I deliberately added the word visible because I did see a number of people who made numerous successful attacks, but who still failed the examination. They may or may not have broken their opponents guard to reach the target, but the creation of the opportunity to strike was not visible to the panel.
Seme and tame are inseparable. The ZNKR’s Japanese / English kendo dictionary defines semeru, (seme’s verb form) as “To take the initiative to close the distance with the opponent with full spirit”. Likewise tame is described as “the condition of being composed both mentally and physically and maintaining a spiritually replete state despite the tense situation”. The two added together and put into plain language, equate to the act of aggressively penetrating your adversary’s kamae whilst maintaining a level state of mind and then being ready to strike the moment your opponent shows a weakness in his guard.
There are numerous examples of tame in the animal kingdom. The way a heron waits by the waterside ready to spear the fish below as soon as it moves, the way a cat watches a mouse, ready to take the chance to attack when it knows the direction it will take, the way a snake almost hypnotises and then strikes its prey; all make good tame role models.
If this is all starting to sound a little too metaphysical, let me remind you that you also need to make the correct physical actions to back up your kiryoku. As you make seme your left foot should snap into place to allow you to move at will. Your heel should continually be raised so that the sole of your foot forms a 15 degree angle with the floor and the back of your left knee should be tense.

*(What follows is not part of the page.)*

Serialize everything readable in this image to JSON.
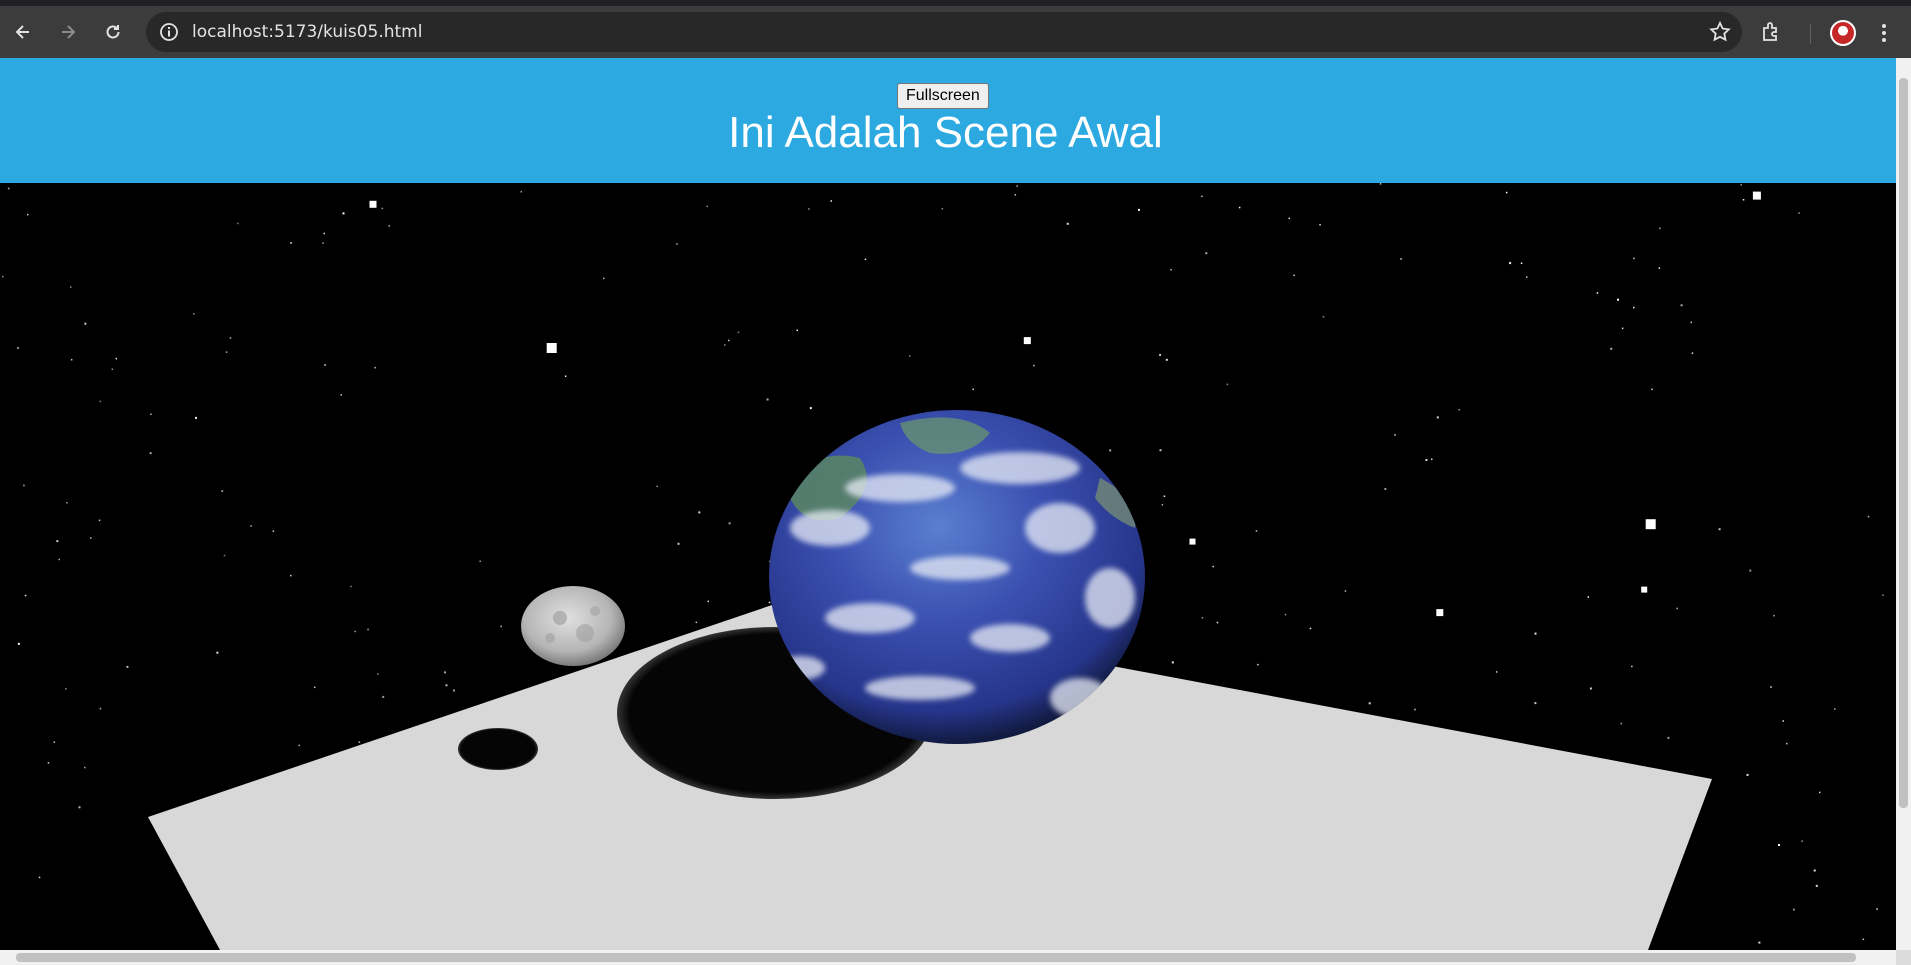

You should hold your breath in your abdomen so that you are ready to explode when you see the perfect opportunity to strike.
Throughout all this your upper body should be relaxed, allowing you to deliver a perfect ippon.
Apologies for constantly raising this subject, but lack of seme and tame really seem to be one of the major barriers to reaching the higher dan grades.